**Your goal**.
Your answer must be a single number: the count of lines in the records below that include the string "letter".

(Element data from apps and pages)
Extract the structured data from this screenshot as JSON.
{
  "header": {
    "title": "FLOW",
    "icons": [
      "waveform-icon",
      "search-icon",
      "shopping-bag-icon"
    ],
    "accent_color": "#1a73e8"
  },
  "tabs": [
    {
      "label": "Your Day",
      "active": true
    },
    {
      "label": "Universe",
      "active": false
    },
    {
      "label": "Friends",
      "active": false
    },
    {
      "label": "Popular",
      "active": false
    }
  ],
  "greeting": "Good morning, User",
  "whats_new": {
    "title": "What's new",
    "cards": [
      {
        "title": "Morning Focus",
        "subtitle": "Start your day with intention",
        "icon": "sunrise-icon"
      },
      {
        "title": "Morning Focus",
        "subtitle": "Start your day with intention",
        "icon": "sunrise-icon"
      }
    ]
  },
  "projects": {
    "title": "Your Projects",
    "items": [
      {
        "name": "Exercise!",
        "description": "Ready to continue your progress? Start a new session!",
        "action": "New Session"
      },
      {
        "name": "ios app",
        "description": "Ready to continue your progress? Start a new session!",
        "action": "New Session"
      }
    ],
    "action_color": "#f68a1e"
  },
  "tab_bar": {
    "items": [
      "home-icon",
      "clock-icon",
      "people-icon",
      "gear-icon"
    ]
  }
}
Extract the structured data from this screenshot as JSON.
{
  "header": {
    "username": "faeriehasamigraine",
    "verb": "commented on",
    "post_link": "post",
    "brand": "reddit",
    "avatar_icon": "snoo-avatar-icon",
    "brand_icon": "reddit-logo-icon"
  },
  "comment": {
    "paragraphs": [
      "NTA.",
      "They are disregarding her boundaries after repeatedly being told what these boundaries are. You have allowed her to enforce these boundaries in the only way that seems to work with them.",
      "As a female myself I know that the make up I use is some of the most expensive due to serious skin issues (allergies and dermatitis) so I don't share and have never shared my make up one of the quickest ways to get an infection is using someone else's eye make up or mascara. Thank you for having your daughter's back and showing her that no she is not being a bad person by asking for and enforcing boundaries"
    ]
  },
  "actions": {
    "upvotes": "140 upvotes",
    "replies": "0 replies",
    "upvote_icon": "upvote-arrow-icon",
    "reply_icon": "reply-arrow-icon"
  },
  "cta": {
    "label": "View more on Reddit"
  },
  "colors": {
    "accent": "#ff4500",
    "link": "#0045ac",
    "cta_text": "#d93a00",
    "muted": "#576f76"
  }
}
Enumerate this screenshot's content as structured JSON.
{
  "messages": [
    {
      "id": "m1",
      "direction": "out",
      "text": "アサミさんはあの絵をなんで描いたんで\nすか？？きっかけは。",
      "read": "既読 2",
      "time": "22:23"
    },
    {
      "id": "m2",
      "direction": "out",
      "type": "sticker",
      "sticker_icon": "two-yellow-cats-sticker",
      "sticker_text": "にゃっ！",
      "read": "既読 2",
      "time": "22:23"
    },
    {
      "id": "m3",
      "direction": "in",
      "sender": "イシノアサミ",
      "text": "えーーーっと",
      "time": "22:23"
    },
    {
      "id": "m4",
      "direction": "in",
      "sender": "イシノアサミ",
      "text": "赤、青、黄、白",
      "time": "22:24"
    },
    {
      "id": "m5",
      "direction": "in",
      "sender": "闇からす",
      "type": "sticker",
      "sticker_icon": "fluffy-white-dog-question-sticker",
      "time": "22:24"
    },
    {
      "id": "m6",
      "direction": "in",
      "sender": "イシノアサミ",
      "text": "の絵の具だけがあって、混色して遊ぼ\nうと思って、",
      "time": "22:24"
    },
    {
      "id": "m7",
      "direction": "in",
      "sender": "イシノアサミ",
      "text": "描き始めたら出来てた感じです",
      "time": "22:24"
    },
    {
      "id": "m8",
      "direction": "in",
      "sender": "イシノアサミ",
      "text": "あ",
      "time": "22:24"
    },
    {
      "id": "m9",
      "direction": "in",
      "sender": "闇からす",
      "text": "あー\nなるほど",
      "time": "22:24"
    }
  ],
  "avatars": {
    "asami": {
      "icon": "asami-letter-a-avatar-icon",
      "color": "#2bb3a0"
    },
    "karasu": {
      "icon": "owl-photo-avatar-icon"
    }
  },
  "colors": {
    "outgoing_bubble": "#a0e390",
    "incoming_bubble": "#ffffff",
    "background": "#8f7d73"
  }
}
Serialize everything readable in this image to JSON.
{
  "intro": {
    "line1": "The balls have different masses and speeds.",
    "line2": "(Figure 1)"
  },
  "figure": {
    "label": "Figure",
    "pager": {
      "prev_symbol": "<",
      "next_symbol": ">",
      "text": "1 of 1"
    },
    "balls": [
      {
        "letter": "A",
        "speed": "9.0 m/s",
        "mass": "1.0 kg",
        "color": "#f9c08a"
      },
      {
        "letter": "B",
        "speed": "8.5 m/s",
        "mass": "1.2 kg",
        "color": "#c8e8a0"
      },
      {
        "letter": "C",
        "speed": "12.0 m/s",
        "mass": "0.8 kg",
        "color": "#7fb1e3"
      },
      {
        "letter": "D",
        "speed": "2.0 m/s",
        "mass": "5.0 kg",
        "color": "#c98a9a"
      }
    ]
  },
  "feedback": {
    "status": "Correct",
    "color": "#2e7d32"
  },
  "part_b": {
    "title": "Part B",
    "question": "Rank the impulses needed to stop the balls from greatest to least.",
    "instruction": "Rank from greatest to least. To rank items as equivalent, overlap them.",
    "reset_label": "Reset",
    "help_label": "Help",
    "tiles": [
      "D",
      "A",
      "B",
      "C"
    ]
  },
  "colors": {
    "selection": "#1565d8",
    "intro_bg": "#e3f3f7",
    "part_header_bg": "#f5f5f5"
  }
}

**Written answer**.
5